'Lady Latapy' and her ball

 By EVERARD GORDON

 WHILE the Trinidad and Tobago women's football team was being swamped 11-0 by the United States in the Concacaf Women's Gold Cup tournament, a 21-year old lass who has already made it to the prestigious South East Conference team in the USA was wondering what she has to do to become a member of the local team.
 

 Currently back home on holiday, Tamara Valentine, dubbed 'Lady Latapy' by followers of the local women's team, Vandykes, is looking forward to wearing the red, white and black colours of T&T.

 "Of course, I want to represent my country. It's everyone's dream," said the talented youngster whose excellent ball control and good reading of the game is a tribute to her midfield role.

 Tamara did have a chance to practise with the local team before it left for the Gold Cup but for some strange reason, she was not selected.

 The daughter of George and Sheryl Valentine, she is the only girl among the three children. They are all athletic and because Dad is football mad, they are also footballers.
 

 Initially, Tamara was a long distance runner. She specialised in long distances, winning races from a mile to 10,000 metres and still has, as one of her goals, to run a marathon.

 However, her immediate focus is football with which she got in involved by accident.
 

 Young Valentine followed her father when his over 35 team played small goalpost matches and she perfected ball control and shooting. Being already a runner, fitness was never a problem.

 One day, her father's team was short of a player and he asked the opponents if his 16-year old daughter could make up numbers. Of course, said the opposing captain. After all, what could a little girl (5' 2" tall) do to big men!

 At the end of the match, the opposing captain was regretting his decision. He said to the elder Valentine, "Ey, Chinee, don't bring that lil' girl here again, you hear. She only embarrassing big men."

 By then she had been playing for Vandykes in the Women's Football League and for the first time in 1995, Vandykes won the League and were runners-up in the knockout competition. Next year they won the knockout and were runners-up in the League.

 She was a popular figure with the fans, who dubbed her "Lady Latapy" because of her playmaking ability. Unlike Latapy, she tackled with the power and unstoppability of a much bigger person.

 That is when Hannibal Najjar, coaching in the USA, saw her and approached her parents about the possibility of her going to the USA on a football scholarship.

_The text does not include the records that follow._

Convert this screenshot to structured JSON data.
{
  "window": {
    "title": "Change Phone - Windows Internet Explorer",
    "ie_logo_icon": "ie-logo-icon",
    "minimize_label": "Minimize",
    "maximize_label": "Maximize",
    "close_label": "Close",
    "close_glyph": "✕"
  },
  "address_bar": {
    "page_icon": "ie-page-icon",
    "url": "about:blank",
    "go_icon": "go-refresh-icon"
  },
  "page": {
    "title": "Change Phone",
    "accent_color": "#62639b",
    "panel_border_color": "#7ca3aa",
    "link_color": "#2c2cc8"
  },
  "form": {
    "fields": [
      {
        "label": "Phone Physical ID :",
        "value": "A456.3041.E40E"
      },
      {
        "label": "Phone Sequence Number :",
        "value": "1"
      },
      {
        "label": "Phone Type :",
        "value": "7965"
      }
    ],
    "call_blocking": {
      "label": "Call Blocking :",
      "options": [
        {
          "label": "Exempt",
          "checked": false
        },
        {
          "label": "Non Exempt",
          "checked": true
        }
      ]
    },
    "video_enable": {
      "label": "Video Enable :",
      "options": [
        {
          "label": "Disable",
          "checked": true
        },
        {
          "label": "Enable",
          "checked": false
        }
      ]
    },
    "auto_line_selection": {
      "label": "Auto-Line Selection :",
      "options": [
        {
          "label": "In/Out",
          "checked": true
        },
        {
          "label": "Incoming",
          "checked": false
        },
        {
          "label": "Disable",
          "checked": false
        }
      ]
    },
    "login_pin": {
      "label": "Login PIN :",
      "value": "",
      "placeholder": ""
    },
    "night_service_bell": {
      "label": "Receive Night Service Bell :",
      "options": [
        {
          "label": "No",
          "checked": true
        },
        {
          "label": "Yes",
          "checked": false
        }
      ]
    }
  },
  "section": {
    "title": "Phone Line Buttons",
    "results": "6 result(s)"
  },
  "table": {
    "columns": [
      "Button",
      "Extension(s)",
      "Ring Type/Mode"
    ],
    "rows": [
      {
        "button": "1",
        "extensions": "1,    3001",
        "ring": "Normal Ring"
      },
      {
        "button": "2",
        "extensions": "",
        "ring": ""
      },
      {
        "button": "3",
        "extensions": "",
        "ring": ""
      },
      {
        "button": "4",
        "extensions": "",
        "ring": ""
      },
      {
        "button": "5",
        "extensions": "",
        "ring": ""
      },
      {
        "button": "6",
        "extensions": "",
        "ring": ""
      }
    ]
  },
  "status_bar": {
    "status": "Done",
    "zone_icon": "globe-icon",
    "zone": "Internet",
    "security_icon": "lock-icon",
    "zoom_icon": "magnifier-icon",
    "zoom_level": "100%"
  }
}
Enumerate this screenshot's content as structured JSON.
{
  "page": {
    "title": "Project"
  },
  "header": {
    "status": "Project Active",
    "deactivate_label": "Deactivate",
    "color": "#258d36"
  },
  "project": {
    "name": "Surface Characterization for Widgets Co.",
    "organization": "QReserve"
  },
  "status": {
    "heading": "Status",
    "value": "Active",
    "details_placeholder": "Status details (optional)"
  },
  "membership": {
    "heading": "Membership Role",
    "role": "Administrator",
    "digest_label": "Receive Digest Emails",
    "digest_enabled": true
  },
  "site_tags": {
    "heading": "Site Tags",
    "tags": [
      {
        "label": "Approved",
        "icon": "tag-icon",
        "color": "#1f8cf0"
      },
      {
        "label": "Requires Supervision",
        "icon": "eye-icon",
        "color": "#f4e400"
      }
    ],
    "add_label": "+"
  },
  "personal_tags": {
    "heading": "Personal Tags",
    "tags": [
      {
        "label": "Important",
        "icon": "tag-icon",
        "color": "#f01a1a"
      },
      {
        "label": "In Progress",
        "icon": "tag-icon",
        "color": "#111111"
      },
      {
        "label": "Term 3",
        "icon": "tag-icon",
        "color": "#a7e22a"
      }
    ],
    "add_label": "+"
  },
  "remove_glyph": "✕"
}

As fate would have it, Tamara was already a good student.

 She had progressed from El Dorado Hindu to St Joseph's Convent, St Joseph where she took her 'O' Level exams and returned to El Dorado for 'A' levels in Mathematics, Biology and Sociology. She took the SAT exams and passed, so earning her ticket to the USA where she began at Belhaven but transferred to Bethel when Najjar moved to Bethel.

At the moment she is pursuing a Physician's Assistant course.

 From the beginning of her stay in the USA, Tamara found the discipline and training for football no problem. Accustomed to running long distances - Arima to Blanchisseuse and back ­ she settled easily into the schedules that demanded commitment to the game in order to learn all the technical and tactical aspects that were comparatively new to her.

 She has developed what are exceptional ball control and shooting ability for a local player and her tackling, always strong, has the added edge of professional competence.

 She continues to keep herself fit so that she will slot in smoothly with her team when she returns to the USA. Their programme begins with pre-season 'scrimmages' (practice matches) on August 19 and 21 against McKenzie, a Tennessee University, at home and State University (Arizona) away.

 Tamara Valentine will still be here when the national team returns from he USA. One wonders if the coach will see fit to let her run with the team to assess the possible benefit of having her in the squad.